Consultant decision that a patient is ready for extubation.
Enteral feeds stopped at least four hours prior to planned extubation.
IV sedation stopped at least four hours prior to extubation. There may be exceptions - e.g. long term patients who have developed tolerance who are on a weaning programme.
The doctor performing the extubation must have a plan of how the patient will be reintubated if the patient fails extubation. If the doctor is not an anaesthetist, competent in managing a child of that age, the PICU consultant will need to be in the hospital at the time of extubation.
Immediately prior to extubation
- Aspirate NG tube
- Ensure all equipment ready:
Bag and mask

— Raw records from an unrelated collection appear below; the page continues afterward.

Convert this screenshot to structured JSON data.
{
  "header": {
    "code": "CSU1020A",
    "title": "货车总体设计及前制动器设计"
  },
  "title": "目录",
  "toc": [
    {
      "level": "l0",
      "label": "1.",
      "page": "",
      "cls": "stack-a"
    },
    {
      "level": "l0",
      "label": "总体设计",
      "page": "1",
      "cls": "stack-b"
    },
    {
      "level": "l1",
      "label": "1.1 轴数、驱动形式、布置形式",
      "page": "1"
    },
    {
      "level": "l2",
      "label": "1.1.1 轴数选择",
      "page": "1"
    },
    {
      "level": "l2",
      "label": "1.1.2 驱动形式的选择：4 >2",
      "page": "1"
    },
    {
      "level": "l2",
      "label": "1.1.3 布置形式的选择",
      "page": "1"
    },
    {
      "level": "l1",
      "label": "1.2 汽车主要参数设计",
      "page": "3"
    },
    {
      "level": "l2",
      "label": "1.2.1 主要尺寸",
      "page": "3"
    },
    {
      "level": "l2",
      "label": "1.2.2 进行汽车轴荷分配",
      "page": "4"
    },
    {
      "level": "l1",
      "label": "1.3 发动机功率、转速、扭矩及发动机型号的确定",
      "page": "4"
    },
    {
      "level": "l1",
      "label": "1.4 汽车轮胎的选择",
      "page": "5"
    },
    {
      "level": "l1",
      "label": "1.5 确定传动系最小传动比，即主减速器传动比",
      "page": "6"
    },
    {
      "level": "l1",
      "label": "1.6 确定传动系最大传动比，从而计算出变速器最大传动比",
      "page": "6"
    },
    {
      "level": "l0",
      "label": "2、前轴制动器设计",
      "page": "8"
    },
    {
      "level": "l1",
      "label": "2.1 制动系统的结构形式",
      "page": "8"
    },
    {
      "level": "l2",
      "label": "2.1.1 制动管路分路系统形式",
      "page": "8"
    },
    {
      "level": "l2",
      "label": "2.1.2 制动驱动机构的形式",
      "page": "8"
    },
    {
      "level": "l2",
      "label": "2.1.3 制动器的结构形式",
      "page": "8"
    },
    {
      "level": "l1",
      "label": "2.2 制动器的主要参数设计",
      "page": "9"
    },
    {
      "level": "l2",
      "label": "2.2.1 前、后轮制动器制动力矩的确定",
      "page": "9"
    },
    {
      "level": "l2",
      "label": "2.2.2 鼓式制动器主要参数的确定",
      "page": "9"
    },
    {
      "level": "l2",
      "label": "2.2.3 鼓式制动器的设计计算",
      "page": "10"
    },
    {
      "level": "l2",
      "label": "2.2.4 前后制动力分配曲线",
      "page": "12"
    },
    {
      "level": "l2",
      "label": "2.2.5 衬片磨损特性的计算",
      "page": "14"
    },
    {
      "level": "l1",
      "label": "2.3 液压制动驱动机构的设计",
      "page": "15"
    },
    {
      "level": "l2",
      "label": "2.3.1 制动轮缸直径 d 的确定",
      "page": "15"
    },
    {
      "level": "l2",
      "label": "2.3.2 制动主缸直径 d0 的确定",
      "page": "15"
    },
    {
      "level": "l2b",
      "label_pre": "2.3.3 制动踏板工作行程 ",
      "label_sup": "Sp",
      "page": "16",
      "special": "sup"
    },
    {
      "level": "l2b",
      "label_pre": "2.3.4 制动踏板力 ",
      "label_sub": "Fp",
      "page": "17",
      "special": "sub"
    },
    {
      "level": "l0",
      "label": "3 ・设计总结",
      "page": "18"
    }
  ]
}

Calling the anaesthetist on bleep 6000 (or the adult ITU registrar with the event of them being busy) is for emergencies only.
A planned extubation which fails should not feel like an emergency situation.
Post extubation stridor
nebulised adrenaline 0.5ml/kg 1 in 1000 (max 5ml)
and dexamethasone 0.5mg/kg IV (max 10mg).
Prophylaxis against post extubation stridor
Used in patients with history of failed extubation due to upper airway obstruction, and in some ENT cases
Dexamethasone: 0.5mg/kg IV qds (max 10mg) Start 6 - 12 hours prior to extubation, up to 6 doses may be given.
A lower dose is sometimes given at Consultant's discretion.
Monitor glucose and BP carefully.